responsible for the business of their banks. They have only temporary
tenure and promotions are based on length of service. I would thus try
to ensure that everything is peaceful during my tenure and no major
disruptions take place. My transfer may be due in a few years anyway,
so why should I rock the boat? By appointing committees or taking
action, I would be unnecessarily spoiling my relations with colleagues
and it would also spoil my reputation in the bank. So I would do
nothing. I would try to pacify the customer, but if he wants to take
the business elsewhere, let him. I would also pacify the cashier but
would not take action against him. Wisdom lies in maintaining the
status quo, not in rocking the boat. The case says that the bank is
nationalised, so that is important. We are not in the private sector
where we are responsible. We have to fulfil social responsibility.
Employees are important. Moreover, you cannot change the system. So my
advice is: do nothing. Just sit tight and wait for your transfer. Maybe
it will be to a better place.
We now have
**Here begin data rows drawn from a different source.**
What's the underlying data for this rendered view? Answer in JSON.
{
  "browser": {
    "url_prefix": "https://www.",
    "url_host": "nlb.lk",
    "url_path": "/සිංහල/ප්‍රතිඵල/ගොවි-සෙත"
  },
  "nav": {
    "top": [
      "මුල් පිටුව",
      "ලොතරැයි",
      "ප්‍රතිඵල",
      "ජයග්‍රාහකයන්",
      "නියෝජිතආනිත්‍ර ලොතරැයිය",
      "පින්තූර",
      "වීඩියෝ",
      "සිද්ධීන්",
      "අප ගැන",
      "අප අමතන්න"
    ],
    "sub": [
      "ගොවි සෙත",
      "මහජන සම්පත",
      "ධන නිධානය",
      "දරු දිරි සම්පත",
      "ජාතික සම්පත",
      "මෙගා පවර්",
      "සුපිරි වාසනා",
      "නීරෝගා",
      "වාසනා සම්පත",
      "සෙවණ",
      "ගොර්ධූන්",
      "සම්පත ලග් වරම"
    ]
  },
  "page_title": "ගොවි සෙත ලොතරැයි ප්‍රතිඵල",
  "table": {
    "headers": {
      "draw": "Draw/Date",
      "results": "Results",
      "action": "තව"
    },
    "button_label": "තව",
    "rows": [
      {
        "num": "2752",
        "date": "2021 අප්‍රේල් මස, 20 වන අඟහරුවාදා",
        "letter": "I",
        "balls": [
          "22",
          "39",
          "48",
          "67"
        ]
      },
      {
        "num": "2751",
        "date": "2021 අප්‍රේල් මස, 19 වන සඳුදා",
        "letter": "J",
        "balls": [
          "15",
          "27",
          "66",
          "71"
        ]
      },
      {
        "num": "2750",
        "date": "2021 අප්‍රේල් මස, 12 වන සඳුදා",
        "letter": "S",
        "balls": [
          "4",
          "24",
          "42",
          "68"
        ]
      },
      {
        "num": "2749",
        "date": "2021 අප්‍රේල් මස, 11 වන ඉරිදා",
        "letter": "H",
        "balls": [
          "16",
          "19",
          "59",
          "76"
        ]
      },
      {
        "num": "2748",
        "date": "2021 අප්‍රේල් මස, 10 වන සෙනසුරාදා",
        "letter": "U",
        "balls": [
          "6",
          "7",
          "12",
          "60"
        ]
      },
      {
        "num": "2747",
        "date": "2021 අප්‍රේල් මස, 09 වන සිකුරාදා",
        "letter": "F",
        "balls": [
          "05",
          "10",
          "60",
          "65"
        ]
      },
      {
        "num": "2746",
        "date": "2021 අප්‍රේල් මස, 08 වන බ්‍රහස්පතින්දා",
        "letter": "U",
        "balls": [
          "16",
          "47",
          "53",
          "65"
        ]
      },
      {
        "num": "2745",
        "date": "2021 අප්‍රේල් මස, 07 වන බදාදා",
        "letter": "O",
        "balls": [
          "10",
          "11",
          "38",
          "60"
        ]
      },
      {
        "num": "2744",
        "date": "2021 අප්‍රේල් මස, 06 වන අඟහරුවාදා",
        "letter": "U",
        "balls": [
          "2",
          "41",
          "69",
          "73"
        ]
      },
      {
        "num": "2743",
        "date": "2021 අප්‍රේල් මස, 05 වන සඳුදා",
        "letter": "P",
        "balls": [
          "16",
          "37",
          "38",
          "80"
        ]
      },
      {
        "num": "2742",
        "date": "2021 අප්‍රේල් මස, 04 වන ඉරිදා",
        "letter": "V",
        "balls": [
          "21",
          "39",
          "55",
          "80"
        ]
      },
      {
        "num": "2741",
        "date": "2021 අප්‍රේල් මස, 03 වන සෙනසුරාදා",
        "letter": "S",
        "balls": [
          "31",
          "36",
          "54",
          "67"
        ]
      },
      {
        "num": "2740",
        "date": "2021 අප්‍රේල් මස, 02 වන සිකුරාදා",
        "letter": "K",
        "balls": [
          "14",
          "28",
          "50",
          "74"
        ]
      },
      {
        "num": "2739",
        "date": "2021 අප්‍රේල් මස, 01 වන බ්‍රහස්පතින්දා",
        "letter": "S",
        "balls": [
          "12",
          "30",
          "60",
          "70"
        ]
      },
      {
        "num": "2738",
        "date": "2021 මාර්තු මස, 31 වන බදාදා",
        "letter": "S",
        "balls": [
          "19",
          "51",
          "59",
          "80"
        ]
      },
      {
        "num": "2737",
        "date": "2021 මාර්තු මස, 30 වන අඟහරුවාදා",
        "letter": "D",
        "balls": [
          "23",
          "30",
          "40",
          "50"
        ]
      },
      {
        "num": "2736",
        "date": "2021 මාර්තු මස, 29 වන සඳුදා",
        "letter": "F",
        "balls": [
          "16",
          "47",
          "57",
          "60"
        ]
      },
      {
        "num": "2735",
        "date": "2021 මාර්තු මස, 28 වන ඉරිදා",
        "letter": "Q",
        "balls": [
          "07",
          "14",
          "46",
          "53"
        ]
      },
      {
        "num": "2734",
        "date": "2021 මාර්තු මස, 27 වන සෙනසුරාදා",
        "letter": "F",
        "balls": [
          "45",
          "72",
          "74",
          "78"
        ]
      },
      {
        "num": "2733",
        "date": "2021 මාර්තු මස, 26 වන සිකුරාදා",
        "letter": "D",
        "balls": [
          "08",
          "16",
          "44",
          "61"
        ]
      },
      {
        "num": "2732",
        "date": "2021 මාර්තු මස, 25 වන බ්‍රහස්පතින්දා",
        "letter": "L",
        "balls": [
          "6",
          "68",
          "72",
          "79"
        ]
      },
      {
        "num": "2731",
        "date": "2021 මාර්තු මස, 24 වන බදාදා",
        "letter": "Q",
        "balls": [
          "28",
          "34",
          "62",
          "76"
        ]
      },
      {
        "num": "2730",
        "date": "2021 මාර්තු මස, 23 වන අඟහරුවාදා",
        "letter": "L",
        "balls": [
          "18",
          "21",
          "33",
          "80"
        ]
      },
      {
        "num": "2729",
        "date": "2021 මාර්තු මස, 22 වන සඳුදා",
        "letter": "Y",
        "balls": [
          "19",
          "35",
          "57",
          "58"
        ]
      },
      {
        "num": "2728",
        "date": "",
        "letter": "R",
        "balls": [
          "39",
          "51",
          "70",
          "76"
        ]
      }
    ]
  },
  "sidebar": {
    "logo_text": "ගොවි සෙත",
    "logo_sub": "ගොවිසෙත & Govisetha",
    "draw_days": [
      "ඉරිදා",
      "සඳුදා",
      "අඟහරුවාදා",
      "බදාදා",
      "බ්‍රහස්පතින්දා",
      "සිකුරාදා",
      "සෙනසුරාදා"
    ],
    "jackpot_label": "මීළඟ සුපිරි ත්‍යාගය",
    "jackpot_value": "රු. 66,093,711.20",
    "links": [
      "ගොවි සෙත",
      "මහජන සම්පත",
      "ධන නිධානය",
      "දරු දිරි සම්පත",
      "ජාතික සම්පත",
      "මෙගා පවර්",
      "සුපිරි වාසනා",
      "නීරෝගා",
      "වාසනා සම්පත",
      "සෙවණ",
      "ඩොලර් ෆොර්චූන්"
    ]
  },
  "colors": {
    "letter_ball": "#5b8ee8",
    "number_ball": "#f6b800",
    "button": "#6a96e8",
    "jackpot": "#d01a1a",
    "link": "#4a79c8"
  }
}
different viewpoints, each quite different from the others. The first
is to take drastic action, the second to motivate the errant employee,
the third to appoint a committee and the fourth, to do nothing. Each
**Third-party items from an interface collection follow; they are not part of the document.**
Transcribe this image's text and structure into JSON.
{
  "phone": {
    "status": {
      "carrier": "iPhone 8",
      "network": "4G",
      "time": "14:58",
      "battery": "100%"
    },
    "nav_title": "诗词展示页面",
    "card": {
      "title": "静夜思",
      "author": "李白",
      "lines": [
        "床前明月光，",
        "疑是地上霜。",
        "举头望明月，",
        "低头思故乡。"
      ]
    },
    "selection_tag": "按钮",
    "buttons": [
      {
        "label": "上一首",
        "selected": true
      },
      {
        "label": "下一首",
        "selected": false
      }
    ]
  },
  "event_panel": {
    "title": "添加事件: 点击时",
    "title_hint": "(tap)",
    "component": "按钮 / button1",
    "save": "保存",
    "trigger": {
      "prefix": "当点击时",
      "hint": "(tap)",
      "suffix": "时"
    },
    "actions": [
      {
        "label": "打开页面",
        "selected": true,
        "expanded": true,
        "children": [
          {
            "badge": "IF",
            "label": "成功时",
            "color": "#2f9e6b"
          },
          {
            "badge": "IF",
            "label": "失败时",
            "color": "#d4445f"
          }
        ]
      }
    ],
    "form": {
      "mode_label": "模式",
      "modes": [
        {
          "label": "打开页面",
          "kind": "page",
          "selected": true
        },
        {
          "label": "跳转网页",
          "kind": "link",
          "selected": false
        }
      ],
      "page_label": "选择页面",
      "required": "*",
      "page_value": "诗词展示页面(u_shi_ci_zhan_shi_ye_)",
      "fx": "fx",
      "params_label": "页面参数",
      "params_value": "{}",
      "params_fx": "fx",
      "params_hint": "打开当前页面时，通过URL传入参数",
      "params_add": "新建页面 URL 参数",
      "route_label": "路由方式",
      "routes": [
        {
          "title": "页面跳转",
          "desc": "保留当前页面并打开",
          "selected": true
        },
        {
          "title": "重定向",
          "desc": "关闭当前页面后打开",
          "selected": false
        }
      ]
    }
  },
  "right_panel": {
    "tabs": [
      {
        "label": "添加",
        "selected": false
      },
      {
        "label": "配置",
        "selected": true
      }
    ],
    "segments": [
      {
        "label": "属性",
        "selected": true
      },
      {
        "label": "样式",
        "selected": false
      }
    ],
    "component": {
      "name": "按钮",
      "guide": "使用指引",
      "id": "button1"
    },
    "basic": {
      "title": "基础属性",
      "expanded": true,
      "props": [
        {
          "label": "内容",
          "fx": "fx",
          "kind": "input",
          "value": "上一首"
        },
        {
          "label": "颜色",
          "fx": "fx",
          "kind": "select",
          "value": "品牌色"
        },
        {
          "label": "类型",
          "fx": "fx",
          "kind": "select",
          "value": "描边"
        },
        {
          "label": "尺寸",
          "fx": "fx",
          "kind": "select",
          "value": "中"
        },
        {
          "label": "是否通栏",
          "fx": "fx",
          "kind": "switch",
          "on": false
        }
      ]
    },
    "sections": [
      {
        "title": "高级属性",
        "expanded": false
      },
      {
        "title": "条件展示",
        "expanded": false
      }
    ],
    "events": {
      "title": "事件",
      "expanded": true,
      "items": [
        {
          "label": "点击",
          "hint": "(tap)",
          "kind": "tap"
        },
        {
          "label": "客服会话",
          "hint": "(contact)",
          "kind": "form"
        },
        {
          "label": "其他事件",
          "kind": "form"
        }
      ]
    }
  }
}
has its advantages, as explained. Clearly, there is no one answer or
the best solution. But when one makes any recommendation, one must see
what impact it will make on the selection panel.
response would show that the manager is tough and ruthless, brave and
daring. However, it would also show that he does not care about human
relations. The second shows that the manager is too concerned with
human qualities. He wants to motivate the employee, but that is a long
process. The message he would send that he is too soft and does not
care about the efficiency in the bank. The third response is to buy
time by appointing an enquiry committee. This would make practical
sense, though it would show that the manager is indecisive. The last
response is perhaps the most practical: given such situations a real
bank manager will probably ignore the whole episode. Each response,
thus, has its positive points but would send a negative signal too.
What would be the best response in this case?
must be understood that any case is a situation and a candidate is not
required to show his business acumen or insight. What is required is
that the candidate shows some leadership skills and is able to
articulate his ideas. We give below a method which would be the best
response in doing any case discussion.
The idea is that the
candidate must keep the initiative and is able to interject at several
points in the discussion. Do not give your viewpoint, no matter how
wise you think it is. When you advise a particular piece of action, you
immediately paint yourself in a corner from where you have to defend
your thoughts without the possibility of shifting your stand later on.
There is no point getting into an argument. The best way would be to
assume a leadership position and, without committing any course of
action, to guide the group. Help it arrive at a consensus. Agree or
disagree to others' viewpoints. After sufficient arguments have been
made, take your stand and agree with the group. Your role should be of
Here are the steps you can follow to achieve the above:
Describe the problem.
Ask for different viewpoints.
Identify possible solutions.
Discuss pros and cons of each alternative.
Select the best alternative and agree with it.
following this strategy, you can make a contribution to any case, even
if you do not know anything about it. Start by paraphrasing the case
and put in your words, explaining it to others. Stick to the facts
mentioned in the case. Having made your introduction, ask for the
opinion of others. Do not criticise anybody but help analyse the
alternatives. Bring in advantages and disadvantages of each
alternative. Having thrashed out all suggestions, help the group select
the best one. Agree with the group consensus and conclude, bringing in
all the points that were brought up in the case.
You can show
your leadership abilities through this strategy. The selection
committee would no doubt be impressed by your contribution as also the
fact that you are able to guide the group. This would thus be the
winning strategy to succeed in any case discussion.